Without the pictures, can you quote each line below exactly?

───

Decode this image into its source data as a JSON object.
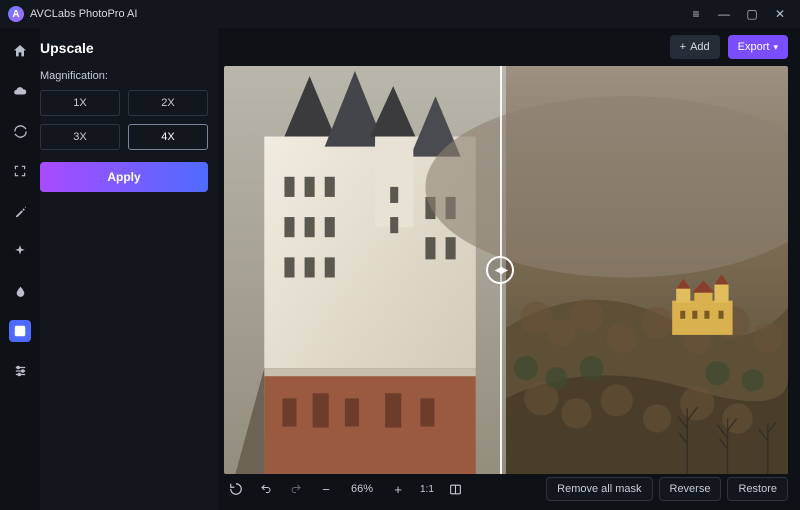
{
  "window": {
    "title": "AVCLabs PhotoPro AI",
    "logo_initial": "A"
  },
  "panel": {
    "title": "Upscale",
    "magnification_label": "Magnification:",
    "mag_options": [
      "1X",
      "2X",
      "3X",
      "4X"
    ],
    "mag_selected": "4X",
    "apply_label": "Apply"
  },
  "rail": {
    "items": [
      "home",
      "cloud",
      "refresh",
      "expand",
      "wand",
      "sparkle",
      "drop",
      "layers",
      "sliders"
    ],
    "active_index": 7
  },
  "topbar": {
    "add_label": "Add",
    "export_label": "Export"
  },
  "viewer": {
    "compare_split_percent": 49
  },
  "bottombar": {
    "zoom_percent": "66%",
    "one_to_one": "1:1",
    "remove_mask_label": "Remove all mask",
    "reverse_label": "Reverse",
    "restore_label": "Restore"
  },
  "colors": {
    "accent_purple": "#7a4dff",
    "accent_blue": "#4f6bff",
    "bg": "#0e1217"
  }
}
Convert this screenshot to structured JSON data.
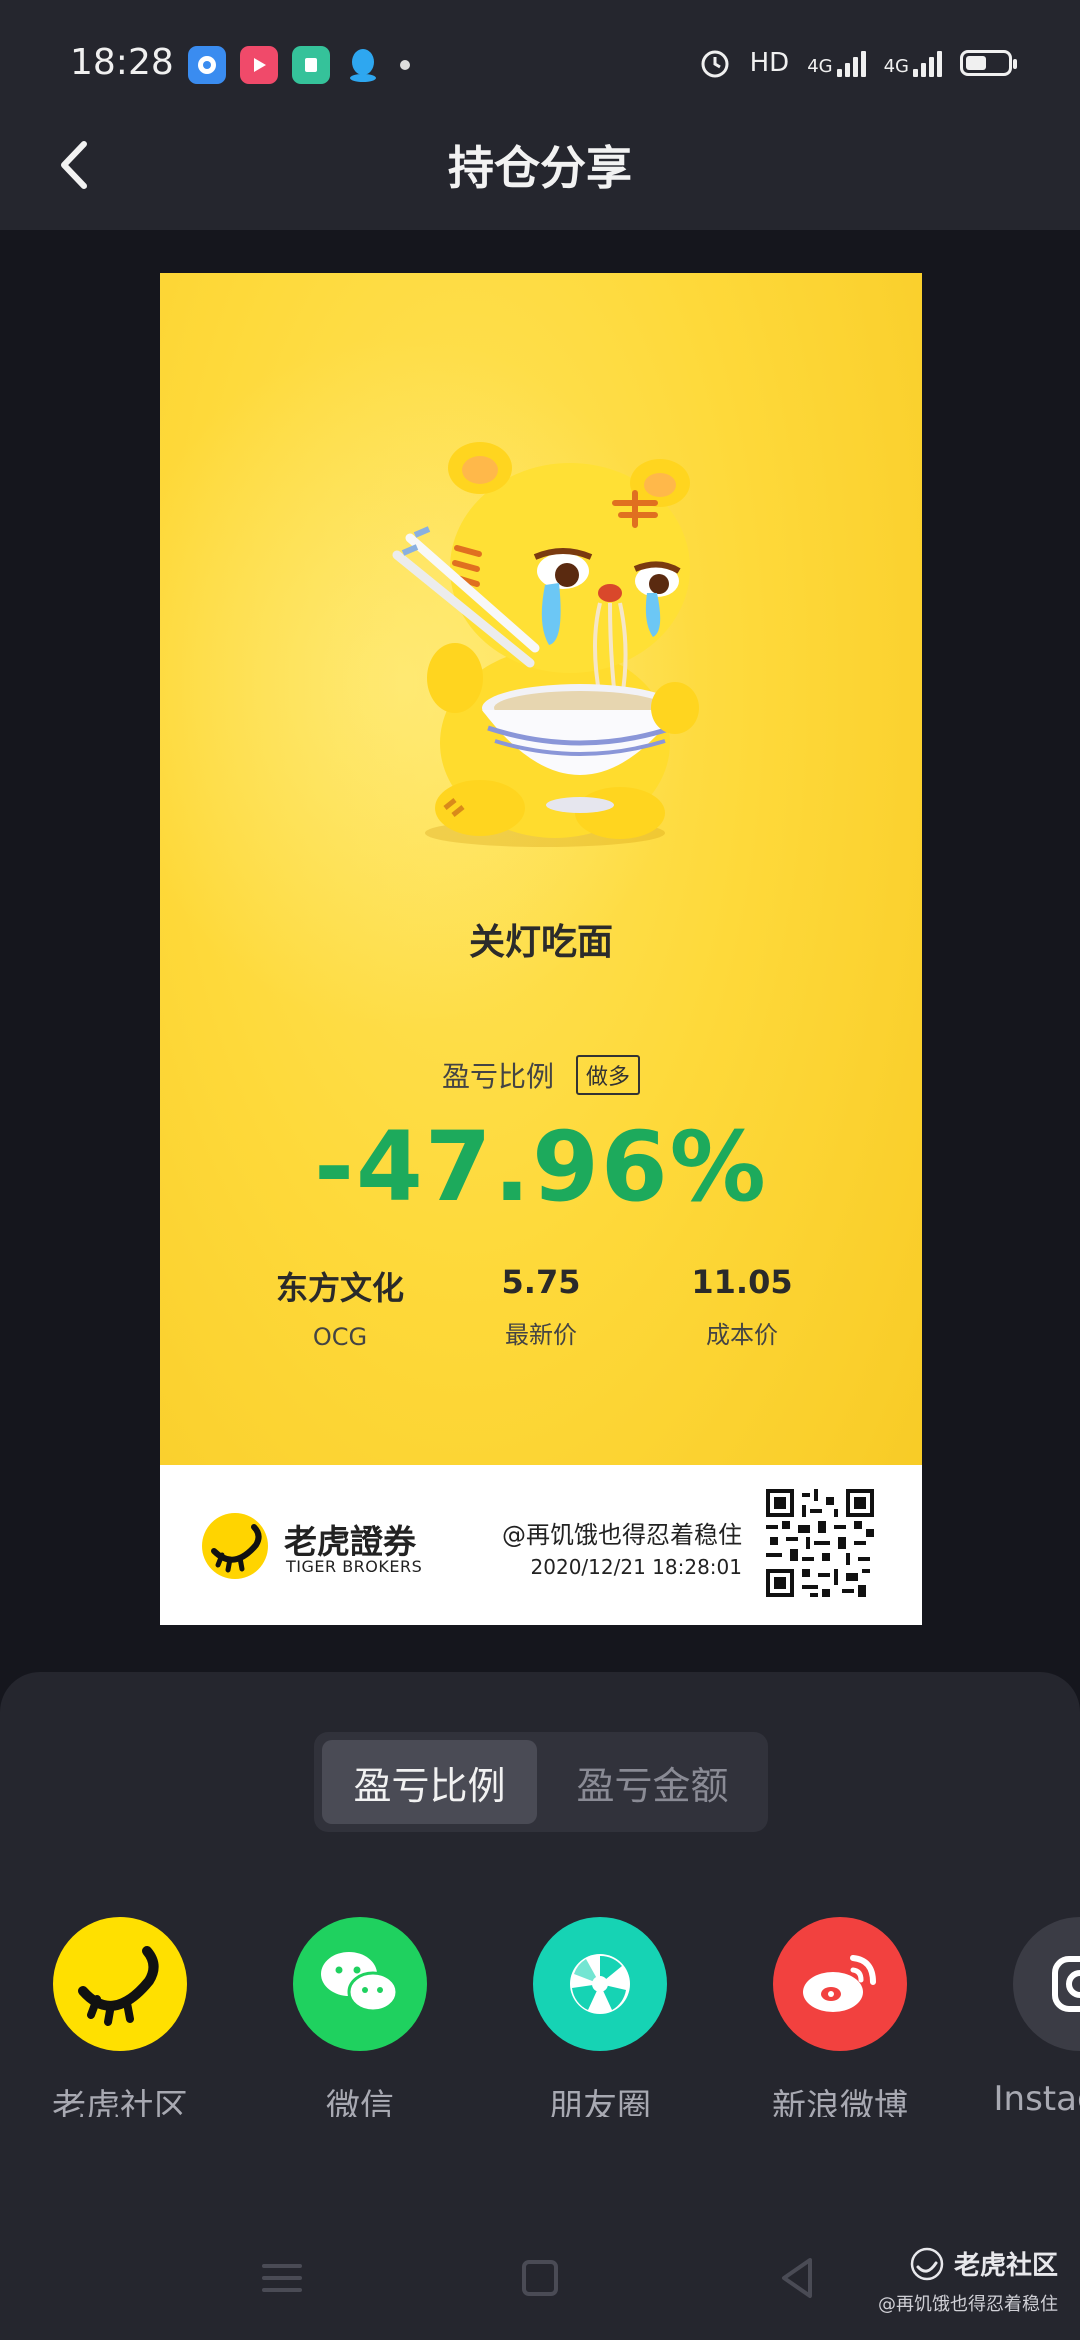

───

*Exercise output*.
Decode this image into its source data as a JSON object.
{
  "window": {
    "title": "AVCLabs PhotoPro AI",
    "logo_initial": "A"
  },
  "panel": {
    "title": "Upscale",
    "magnification_label": "Magnification:",
    "mag_options": [
      "1X",
      "2X",
      "3X",
      "4X"
    ],
    "mag_selected": "4X",
    "apply_label": "Apply"
  },
  "rail": {
    "items": [
      "home",
      "cloud",
      "refresh",
      "expand",
      "wand",
      "sparkle",
      "drop",
      "layers",
      "sliders"
    ],
    "active_index": 7
  },
  "topbar": {
    "add_label": "Add",
    "export_label": "Export"
  },
  "viewer": {
    "compare_split_percent": 49
  },
  "bottombar": {
    "zoom_percent": "66%",
    "one_to_one": "1:1",
    "remove_mask_label": "Remove all mask",
    "reverse_label": "Reverse",
    "restore_label": "Restore"
  },
  "colors": {
    "accent_purple": "#7a4dff",
    "accent_blue": "#4f6bff",
    "bg": "#0e1217"
  }
}
Convert this screenshot to structured JSON data.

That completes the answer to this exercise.